‘Unity is awesome. You feel like family. You feel loved.’ — Nathan Pratt-Harris, student
Lon calls himself “the apex of the Apex,” referring to the digital curriculum the district uses. He has been at Unity since near the end of his freshman year, so the senior is also the senior member of the class.
At his previous high school, “the trickiest element for me was being able to conform to the natural flow of how high school is supposed to be,” Lon said.
“I felt anxious and isolated because I didn’t go along with social conventions. Here you’re given your own piece of the pie and it’s all up to you, it’s make or break,” he said. “I very, very much appreciate this program.”
Online but Still in Class
Cary Stamas is principal at MySchool@Kent, a Kent ISD program that serves high schools in Kent County. MySchool is known as a blended school, in that it includes online courses that can be done on students’ own, but has a two-day-a-week attendance requirement.
Stamas said different programs throughout the state have different levels of attendance requirements, up to students having to be there only for testing. He says research shows that online schools that have some in-person requirements do better.
“Because there’s still a face-to-face component and you’re still interacting with other students (and) the teacher, there is that personal touch,” Stamas said. “Without a face-to-face component, online doesn’t do as well as traditional brick and mortar.”
At Unity, nearly 100 percent of students’ lessons take place online, but they are required to be in school five days a week. The school for students in grades 9-12 has been around since 1994, but became an online school in 2010.
Like traditional public schools, online schools must meet Michigan Merit Curriculum and Common Core State Standards. At Unity, graduation requires completion of 21 credits, versus 27 credits at Lowell High School. The difference is in required electives, said lead teacher Sue Sweet.
Sweet likes that the system Lowell uses includes online and written assessments in the form of essays and reports.
“I want them to be able to develop the answer in their heads, then communicate it,” she said. “That’s a challenge, but it’s good for them to do because they are going to use that forever.”
Keeping Teacher Busy
Twenty students on average occupy desks that line the perimeter of one classroom of the program, inside the Runciman administration building, where the district’s main office is located. At the head of the class, Sweet sits across from nearly every student at least once a day, giving one-on-one help in chemistry, then English, then algebra, then government, then geometry.

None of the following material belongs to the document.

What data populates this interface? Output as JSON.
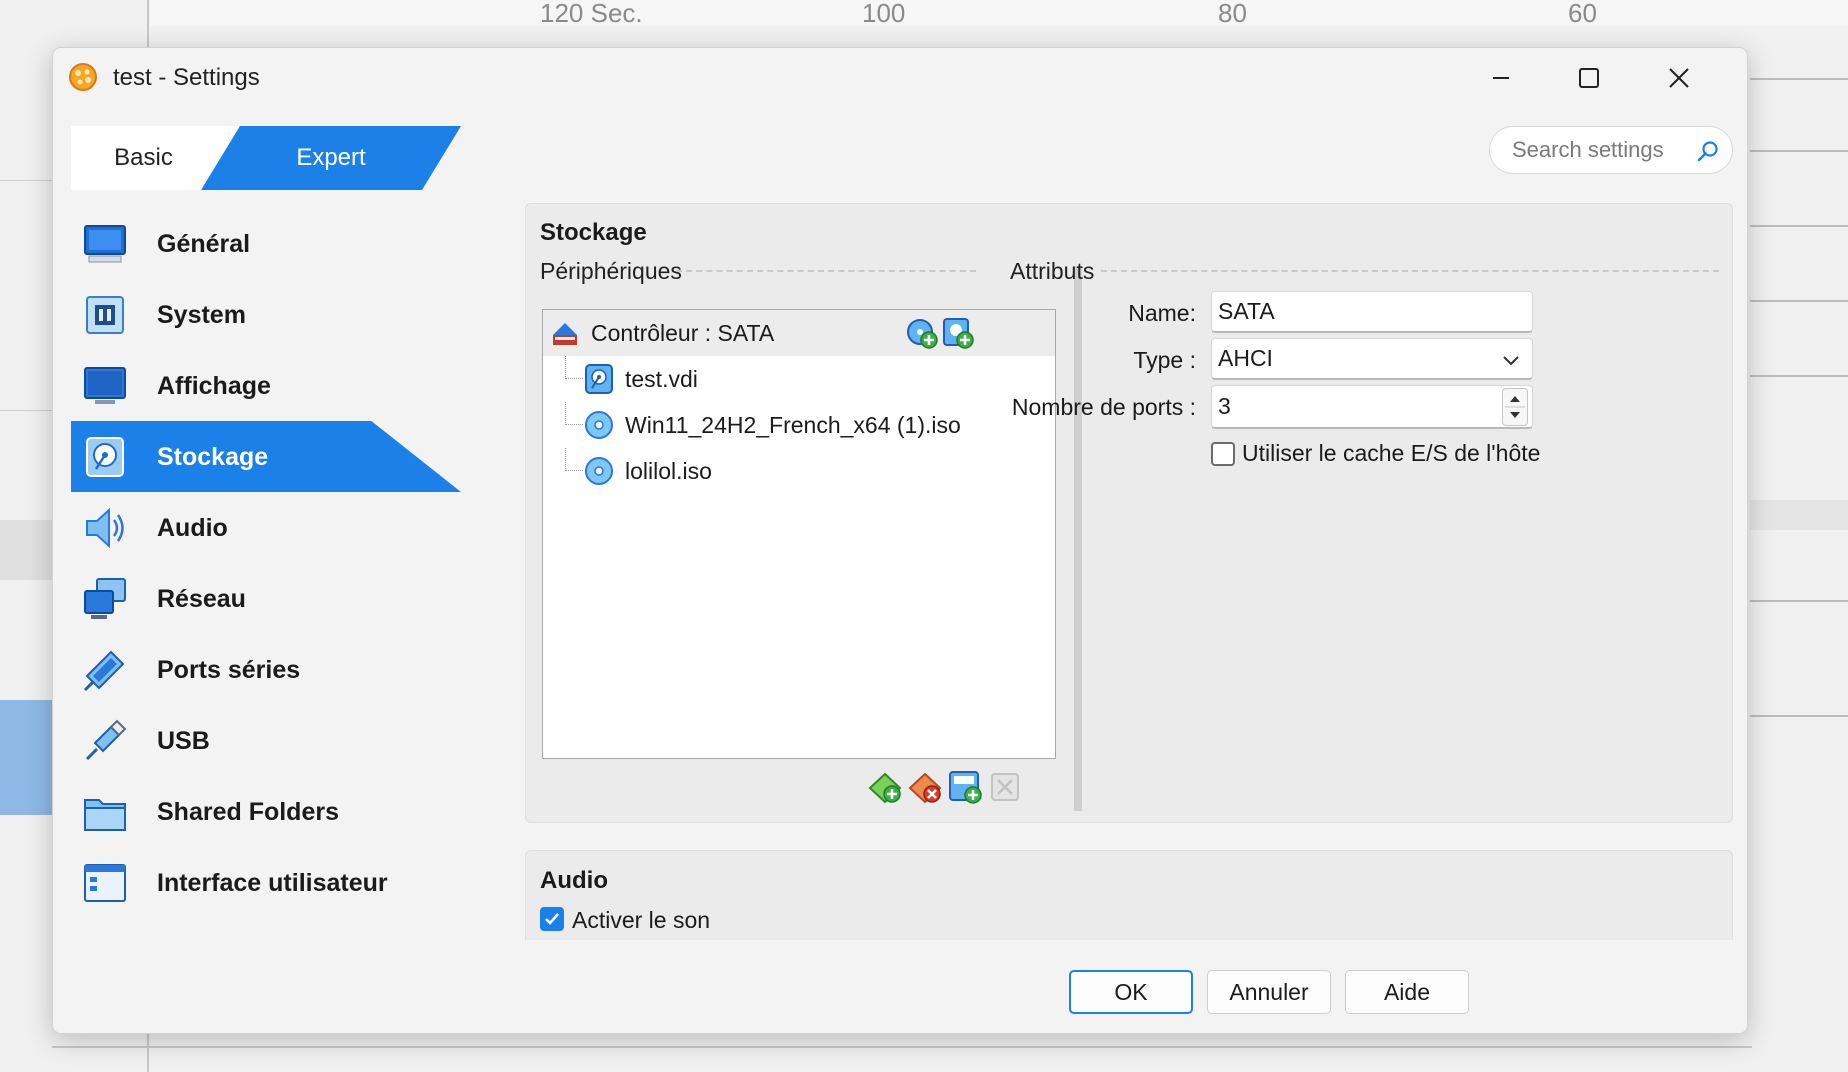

She is rarely alone at her desk. “It’s a whirlwind,” she says.
Superintendent Greg Pratt said declining enrollment at Unity has seen the number of students drop from as many as 90 to its present 20. He attributes the trend to improved efforts to keep students in the main high school, as well as the school no longer accepting out-of-district students.
That Unity students are of varying grade levels and lack credits in varied subjects also contributed to switching to the online model, Pratt said.
He said Unity graduates just under 60 percent of its students.
Sweet says she understands that some parents and students might have reservations about online-only learning.
“I think we can all agree this is not the ideal learning format,” she said. “There are some real challenges, like the instant feedback you get from interacting in a group all day, and the hands-on piece.
“But there are some big plusses too,” Sweet added. “When you miss a day, you don’t have to have someone else go back to get you caught up. You just pick back up where you were.”
Despite Unity’s online focus, the opportunity students have for one-on-one help is a key component, and “the biggest reason I love teaching here,” Sweet said.
“I get that students want the power of being able to get through courses on their own. They want that independence. But the vast majority of them get stuck. They need a routine. They need someone who’s around all the time and available to give that assistance and to hold them accountable.”